• [RECORDS TO USE]:
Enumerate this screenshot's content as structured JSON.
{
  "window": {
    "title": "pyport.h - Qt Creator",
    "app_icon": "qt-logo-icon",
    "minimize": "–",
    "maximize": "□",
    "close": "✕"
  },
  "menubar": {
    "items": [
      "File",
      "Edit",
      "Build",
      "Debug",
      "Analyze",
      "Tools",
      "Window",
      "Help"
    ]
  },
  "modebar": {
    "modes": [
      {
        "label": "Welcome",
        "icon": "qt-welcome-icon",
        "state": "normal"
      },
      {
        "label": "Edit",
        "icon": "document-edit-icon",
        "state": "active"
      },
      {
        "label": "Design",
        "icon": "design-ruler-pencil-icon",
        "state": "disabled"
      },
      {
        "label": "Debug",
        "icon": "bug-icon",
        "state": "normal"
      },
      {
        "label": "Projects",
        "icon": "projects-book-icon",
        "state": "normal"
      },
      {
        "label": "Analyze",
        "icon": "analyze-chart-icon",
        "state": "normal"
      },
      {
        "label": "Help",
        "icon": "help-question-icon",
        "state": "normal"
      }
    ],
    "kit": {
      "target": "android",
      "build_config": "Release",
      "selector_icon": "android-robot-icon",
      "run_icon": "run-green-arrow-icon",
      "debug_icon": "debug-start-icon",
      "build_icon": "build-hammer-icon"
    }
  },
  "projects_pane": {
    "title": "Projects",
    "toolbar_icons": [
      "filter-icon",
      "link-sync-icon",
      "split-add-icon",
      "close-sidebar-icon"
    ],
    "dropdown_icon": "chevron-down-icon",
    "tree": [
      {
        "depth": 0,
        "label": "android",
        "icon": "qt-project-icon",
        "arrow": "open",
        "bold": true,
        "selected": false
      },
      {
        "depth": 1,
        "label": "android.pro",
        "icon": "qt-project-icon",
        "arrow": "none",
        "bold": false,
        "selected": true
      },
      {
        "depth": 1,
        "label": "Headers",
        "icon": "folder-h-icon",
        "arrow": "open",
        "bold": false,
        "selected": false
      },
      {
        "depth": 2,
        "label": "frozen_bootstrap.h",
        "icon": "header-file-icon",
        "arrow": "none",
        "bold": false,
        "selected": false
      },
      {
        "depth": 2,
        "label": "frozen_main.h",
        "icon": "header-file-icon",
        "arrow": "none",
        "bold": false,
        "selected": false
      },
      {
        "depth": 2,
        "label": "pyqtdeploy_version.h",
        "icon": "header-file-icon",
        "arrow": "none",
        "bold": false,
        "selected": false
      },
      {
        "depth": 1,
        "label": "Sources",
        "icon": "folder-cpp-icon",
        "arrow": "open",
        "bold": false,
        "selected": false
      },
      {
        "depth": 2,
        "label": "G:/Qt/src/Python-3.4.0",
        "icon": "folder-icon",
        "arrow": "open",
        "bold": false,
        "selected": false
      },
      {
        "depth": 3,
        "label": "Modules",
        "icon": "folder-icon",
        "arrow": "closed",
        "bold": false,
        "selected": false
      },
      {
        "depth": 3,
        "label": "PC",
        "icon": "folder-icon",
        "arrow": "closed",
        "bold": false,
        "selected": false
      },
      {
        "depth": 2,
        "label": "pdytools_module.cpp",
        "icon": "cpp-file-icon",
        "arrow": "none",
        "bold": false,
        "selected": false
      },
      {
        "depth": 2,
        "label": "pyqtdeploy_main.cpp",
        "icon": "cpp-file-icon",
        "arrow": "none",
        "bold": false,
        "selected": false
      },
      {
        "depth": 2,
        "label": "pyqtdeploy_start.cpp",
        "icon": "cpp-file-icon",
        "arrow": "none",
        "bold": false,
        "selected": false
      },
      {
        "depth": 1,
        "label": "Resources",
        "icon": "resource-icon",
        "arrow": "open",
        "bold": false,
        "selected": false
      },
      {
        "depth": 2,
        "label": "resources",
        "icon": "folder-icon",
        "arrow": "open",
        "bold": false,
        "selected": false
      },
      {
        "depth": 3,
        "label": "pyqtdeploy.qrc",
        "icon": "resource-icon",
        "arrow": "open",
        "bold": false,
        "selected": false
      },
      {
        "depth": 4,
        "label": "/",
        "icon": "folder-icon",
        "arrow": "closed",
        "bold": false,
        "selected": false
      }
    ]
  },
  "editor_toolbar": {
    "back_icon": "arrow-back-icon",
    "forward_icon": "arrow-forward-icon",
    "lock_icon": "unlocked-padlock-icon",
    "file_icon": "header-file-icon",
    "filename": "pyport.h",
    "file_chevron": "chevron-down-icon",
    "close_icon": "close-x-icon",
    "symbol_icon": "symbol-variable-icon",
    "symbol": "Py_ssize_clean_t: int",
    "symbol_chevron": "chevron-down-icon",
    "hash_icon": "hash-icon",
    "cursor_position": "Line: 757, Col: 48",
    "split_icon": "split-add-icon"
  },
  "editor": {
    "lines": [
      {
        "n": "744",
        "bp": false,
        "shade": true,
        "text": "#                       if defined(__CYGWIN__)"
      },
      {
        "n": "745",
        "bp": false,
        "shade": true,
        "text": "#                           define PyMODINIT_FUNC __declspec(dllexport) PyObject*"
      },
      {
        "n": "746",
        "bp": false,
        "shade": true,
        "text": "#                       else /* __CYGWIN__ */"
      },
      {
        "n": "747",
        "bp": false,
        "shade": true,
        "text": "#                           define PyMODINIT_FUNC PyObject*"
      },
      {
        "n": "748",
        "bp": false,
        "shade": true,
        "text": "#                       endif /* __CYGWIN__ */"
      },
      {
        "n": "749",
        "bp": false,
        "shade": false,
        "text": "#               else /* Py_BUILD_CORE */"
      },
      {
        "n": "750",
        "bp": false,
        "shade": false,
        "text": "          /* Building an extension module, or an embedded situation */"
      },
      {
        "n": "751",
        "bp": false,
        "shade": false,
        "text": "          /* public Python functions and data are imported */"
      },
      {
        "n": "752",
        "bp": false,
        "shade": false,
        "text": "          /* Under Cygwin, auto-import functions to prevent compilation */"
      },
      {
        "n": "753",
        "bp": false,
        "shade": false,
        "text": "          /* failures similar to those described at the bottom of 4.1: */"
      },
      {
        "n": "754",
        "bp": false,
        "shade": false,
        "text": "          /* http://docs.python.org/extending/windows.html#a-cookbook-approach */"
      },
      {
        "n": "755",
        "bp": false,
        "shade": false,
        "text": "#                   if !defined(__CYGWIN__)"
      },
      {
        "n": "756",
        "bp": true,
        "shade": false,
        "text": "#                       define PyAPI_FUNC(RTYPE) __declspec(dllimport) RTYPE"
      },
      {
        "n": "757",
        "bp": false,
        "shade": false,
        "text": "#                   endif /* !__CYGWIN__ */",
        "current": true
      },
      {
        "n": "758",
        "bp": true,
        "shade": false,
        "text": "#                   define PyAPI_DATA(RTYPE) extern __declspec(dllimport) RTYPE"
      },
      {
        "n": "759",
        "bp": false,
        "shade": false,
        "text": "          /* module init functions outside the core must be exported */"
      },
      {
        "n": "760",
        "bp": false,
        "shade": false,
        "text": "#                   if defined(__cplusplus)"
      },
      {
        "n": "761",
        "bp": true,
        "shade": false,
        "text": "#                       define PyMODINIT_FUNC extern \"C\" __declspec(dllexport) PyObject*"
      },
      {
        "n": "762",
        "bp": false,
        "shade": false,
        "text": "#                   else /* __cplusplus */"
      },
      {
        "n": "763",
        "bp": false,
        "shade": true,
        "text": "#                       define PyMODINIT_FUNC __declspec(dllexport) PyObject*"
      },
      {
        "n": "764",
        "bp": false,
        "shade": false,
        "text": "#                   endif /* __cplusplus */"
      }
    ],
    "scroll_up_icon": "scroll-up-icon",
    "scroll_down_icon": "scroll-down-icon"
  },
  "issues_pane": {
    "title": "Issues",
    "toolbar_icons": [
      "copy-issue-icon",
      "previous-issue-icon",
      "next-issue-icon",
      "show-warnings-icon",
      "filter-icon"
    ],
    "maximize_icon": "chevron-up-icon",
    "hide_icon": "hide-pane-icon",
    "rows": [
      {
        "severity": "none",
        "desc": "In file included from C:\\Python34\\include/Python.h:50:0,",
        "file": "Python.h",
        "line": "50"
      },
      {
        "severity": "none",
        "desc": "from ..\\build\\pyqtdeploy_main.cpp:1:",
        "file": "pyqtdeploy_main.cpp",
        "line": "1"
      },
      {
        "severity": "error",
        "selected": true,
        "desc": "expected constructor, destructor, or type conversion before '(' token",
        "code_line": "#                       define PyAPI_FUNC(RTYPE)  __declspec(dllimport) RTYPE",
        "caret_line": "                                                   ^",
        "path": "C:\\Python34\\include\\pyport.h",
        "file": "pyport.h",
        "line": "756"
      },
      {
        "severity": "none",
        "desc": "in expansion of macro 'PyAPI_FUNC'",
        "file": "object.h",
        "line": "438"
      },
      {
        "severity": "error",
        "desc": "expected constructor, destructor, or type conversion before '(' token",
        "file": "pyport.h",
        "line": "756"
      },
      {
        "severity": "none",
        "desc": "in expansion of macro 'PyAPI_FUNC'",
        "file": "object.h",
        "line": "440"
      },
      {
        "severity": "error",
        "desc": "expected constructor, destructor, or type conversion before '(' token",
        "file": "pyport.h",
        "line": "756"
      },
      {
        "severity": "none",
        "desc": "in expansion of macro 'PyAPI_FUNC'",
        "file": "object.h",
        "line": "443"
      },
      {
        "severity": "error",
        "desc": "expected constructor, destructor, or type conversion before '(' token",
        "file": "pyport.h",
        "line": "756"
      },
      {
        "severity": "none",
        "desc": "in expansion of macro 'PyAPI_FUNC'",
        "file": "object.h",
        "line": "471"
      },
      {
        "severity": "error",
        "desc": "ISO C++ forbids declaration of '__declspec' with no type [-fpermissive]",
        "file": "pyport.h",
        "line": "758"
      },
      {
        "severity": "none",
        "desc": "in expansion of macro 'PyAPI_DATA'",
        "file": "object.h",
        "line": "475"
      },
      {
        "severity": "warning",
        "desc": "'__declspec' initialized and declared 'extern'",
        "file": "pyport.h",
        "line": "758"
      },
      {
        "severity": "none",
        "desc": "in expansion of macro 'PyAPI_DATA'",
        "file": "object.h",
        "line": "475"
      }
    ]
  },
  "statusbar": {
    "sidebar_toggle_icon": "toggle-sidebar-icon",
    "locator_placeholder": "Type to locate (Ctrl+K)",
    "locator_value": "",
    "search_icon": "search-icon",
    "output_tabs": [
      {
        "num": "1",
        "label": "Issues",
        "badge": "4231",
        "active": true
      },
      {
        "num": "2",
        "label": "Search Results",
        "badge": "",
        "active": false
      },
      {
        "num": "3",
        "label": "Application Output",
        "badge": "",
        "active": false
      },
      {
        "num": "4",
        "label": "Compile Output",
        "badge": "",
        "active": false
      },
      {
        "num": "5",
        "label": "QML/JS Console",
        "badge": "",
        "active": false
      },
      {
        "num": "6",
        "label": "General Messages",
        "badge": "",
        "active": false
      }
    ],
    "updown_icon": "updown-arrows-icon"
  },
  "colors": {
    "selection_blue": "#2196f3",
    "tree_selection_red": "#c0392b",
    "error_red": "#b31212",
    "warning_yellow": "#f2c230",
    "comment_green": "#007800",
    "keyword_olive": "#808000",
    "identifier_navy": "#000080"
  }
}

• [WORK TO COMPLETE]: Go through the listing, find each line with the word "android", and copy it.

• [RESPONSE TO THIS EXERCISE]:
      "target": "android",
      "selector_icon": "android-robot-icon",
        "label": "android",
        "label": "android.pro",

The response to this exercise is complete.